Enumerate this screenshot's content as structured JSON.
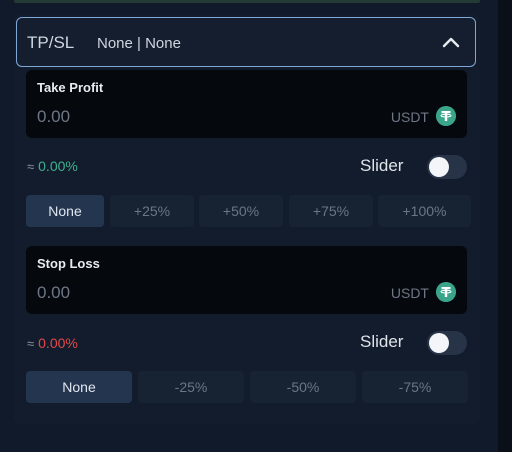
{
  "header": {
    "title": "TP/SL",
    "summary": "None | None",
    "toggle_icon": "chevron-up-icon"
  },
  "take_profit": {
    "label": "Take Profit",
    "value": "0.00",
    "currency": "USDT",
    "currency_icon": "tether-icon",
    "approx_symbol": "≈",
    "percent": "0.00%",
    "percent_color": "#3cb28e",
    "slider_label": "Slider",
    "slider_on": false,
    "presets": [
      "None",
      "+25%",
      "+50%",
      "+75%",
      "+100%"
    ],
    "selected": "None"
  },
  "stop_loss": {
    "label": "Stop Loss",
    "value": "0.00",
    "currency": "USDT",
    "currency_icon": "tether-icon",
    "approx_symbol": "≈",
    "percent": "0.00%",
    "percent_color": "#e2494a",
    "slider_label": "Slider",
    "slider_on": false,
    "presets": [
      "None",
      "-25%",
      "-50%",
      "-75%"
    ],
    "selected": "None"
  }
}
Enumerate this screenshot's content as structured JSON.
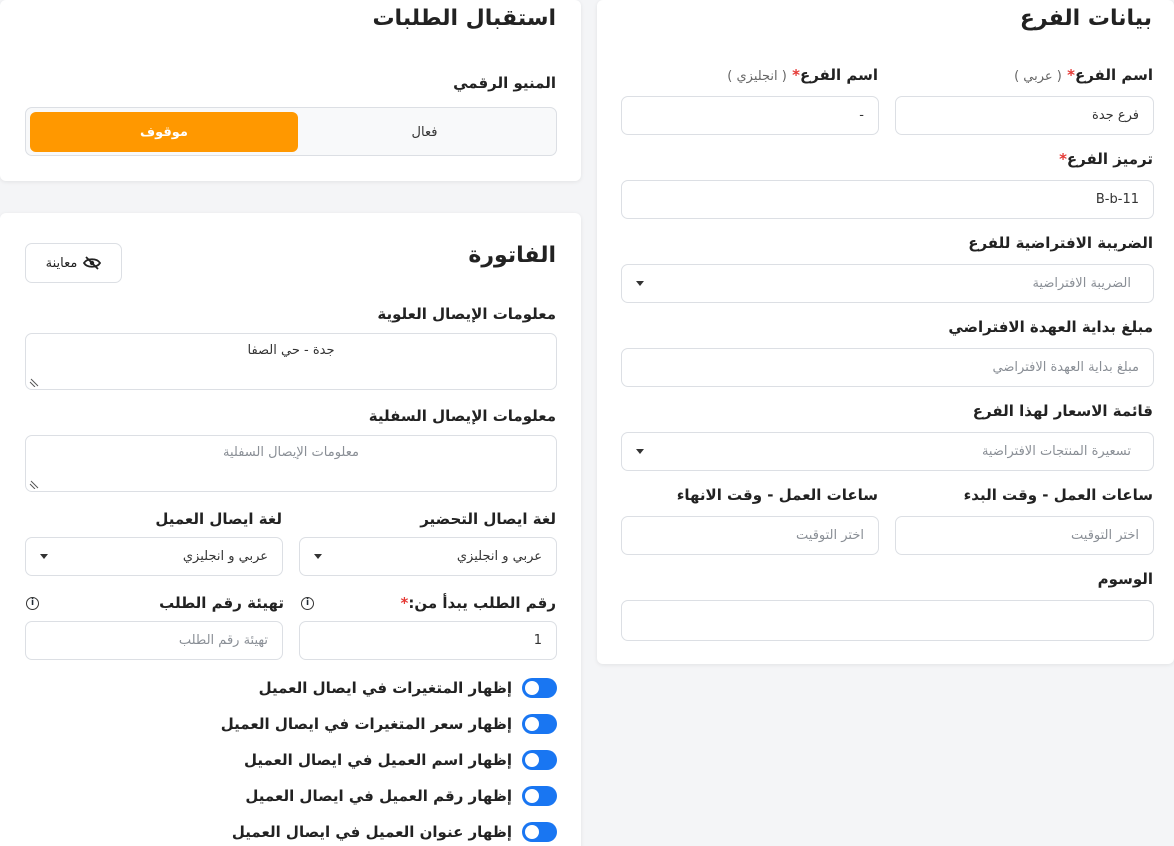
{
  "branch": {
    "title": "بيانات الفرع",
    "name_ar": {
      "label": "اسم الفرع",
      "req": "*",
      "hint": "( عربي )",
      "value": "فرع جدة"
    },
    "name_en": {
      "label": "اسم الفرع",
      "req": "*",
      "hint": "( انجليزي )",
      "value": "-"
    },
    "code": {
      "label": "ترميز الفرع",
      "req": "*",
      "value": "B-b-11"
    },
    "tax": {
      "label": "الضريبة الافتراضية للفرع",
      "placeholder": "الضريبة الافتراضية"
    },
    "custody": {
      "label": "مبلغ بداية العهدة الافتراضي",
      "placeholder": "مبلغ بداية العهدة الافتراضي"
    },
    "pricelist": {
      "label": "قائمة الاسعار لهذا الفرع",
      "placeholder": "تسعيرة المنتجات الافتراضية"
    },
    "start_time": {
      "label": "ساعات العمل - وقت البدء",
      "placeholder": "اختر التوقيت"
    },
    "end_time": {
      "label": "ساعات العمل - وقت الانهاء",
      "placeholder": "اختر التوقيت"
    },
    "tags": {
      "label": "الوسوم",
      "value": ""
    }
  },
  "orders": {
    "title": "استقبال الطلبات",
    "menu_label": "المنيو الرقمي",
    "option_active": "فعال",
    "option_stopped": "موقوف"
  },
  "invoice": {
    "title": "الفاتورة",
    "preview_label": "معاينة",
    "header_info": {
      "label": "معلومات الإيصال العلوية",
      "value": "جدة - حي الصفا"
    },
    "footer_info": {
      "label": "معلومات الإيصال السفلية",
      "placeholder": "معلومات الإيصال السفلية"
    },
    "prep_lang": {
      "label": "لغة ايصال التحضير",
      "value": "عربي و انجليزي"
    },
    "customer_lang": {
      "label": "لغة ايصال العميل",
      "value": "عربي و انجليزي"
    },
    "order_start": {
      "label": "رقم الطلب يبدأ من:",
      "req": "*",
      "value": "1"
    },
    "order_reset": {
      "label": "تهيئة رقم الطلب",
      "placeholder": "تهيئة رقم الطلب"
    },
    "toggles": [
      "إظهار المتغيرات في ايصال العميل",
      "إظهار سعر المتغيرات في ايصال العميل",
      "إظهار اسم العميل في ايصال العميل",
      "إظهار رقم العميل في ايصال العميل",
      "إظهار عنوان العميل في ايصال العميل"
    ]
  }
}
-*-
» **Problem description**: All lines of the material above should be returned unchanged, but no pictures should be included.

» **Task answer**:
Enumerate this screenshot's content as structured JSON.
{
  "header": {
    "title": "TP/SL",
    "summary": "None | None",
    "toggle_icon": "chevron-up-icon"
  },
  "take_profit": {
    "label": "Take Profit",
    "value": "0.00",
    "currency": "USDT",
    "currency_icon": "tether-icon",
    "approx_symbol": "≈",
    "percent": "0.00%",
    "percent_color": "#3cb28e",
    "slider_label": "Slider",
    "slider_on": false,
    "presets": [
      "None",
      "+25%",
      "+50%",
      "+75%",
      "+100%"
    ],
    "selected": "None"
  },
  "stop_loss": {
    "label": "Stop Loss",
    "value": "0.00",
    "currency": "USDT",
    "currency_icon": "tether-icon",
    "approx_symbol": "≈",
    "percent": "0.00%",
    "percent_color": "#e2494a",
    "slider_label": "Slider",
    "slider_on": false,
    "presets": [
      "None",
      "-25%",
      "-50%",
      "-75%"
    ],
    "selected": "None"
  }
}
Enumerate this screenshot's content as structured JSON.
{
  "branch": {
    "title": "بيانات الفرع",
    "name_ar": {
      "label": "اسم الفرع",
      "req": "*",
      "hint": "( عربي )",
      "value": "فرع جدة"
    },
    "name_en": {
      "label": "اسم الفرع",
      "req": "*",
      "hint": "( انجليزي )",
      "value": "-"
    },
    "code": {
      "label": "ترميز الفرع",
      "req": "*",
      "value": "B-b-11"
    },
    "tax": {
      "label": "الضريبة الافتراضية للفرع",
      "placeholder": "الضريبة الافتراضية"
    },
    "custody": {
      "label": "مبلغ بداية العهدة الافتراضي",
      "placeholder": "مبلغ بداية العهدة الافتراضي"
    },
    "pricelist": {
      "label": "قائمة الاسعار لهذا الفرع",
      "placeholder": "تسعيرة المنتجات الافتراضية"
    },
    "start_time": {
      "label": "ساعات العمل - وقت البدء",
      "placeholder": "اختر التوقيت"
    },
    "end_time": {
      "label": "ساعات العمل - وقت الانهاء",
      "placeholder": "اختر التوقيت"
    },
    "tags": {
      "label": "الوسوم",
      "value": ""
    }
  },
  "orders": {
    "title": "استقبال الطلبات",
    "menu_label": "المنيو الرقمي",
    "option_active": "فعال",
    "option_stopped": "موقوف"
  },
  "invoice": {
    "title": "الفاتورة",
    "preview_label": "معاينة",
    "header_info": {
      "label": "معلومات الإيصال العلوية",
      "value": "جدة - حي الصفا"
    },
    "footer_info": {
      "label": "معلومات الإيصال السفلية",
      "placeholder": "معلومات الإيصال السفلية"
    },
    "prep_lang": {
      "label": "لغة ايصال التحضير",
      "value": "عربي و انجليزي"
    },
    "customer_lang": {
      "label": "لغة ايصال العميل",
      "value": "عربي و انجليزي"
    },
    "order_start": {
      "label": "رقم الطلب يبدأ من:",
      "req": "*",
      "value": "1"
    },
    "order_reset": {
      "label": "تهيئة رقم الطلب",
      "placeholder": "تهيئة رقم الطلب"
    },
    "toggles": [
      "إظهار المتغيرات في ايصال العميل",
      "إظهار سعر المتغيرات في ايصال العميل",
      "إظهار اسم العميل في ايصال العميل",
      "إظهار رقم العميل في ايصال العميل",
      "إظهار عنوان العميل في ايصال العميل"
    ]
  }
}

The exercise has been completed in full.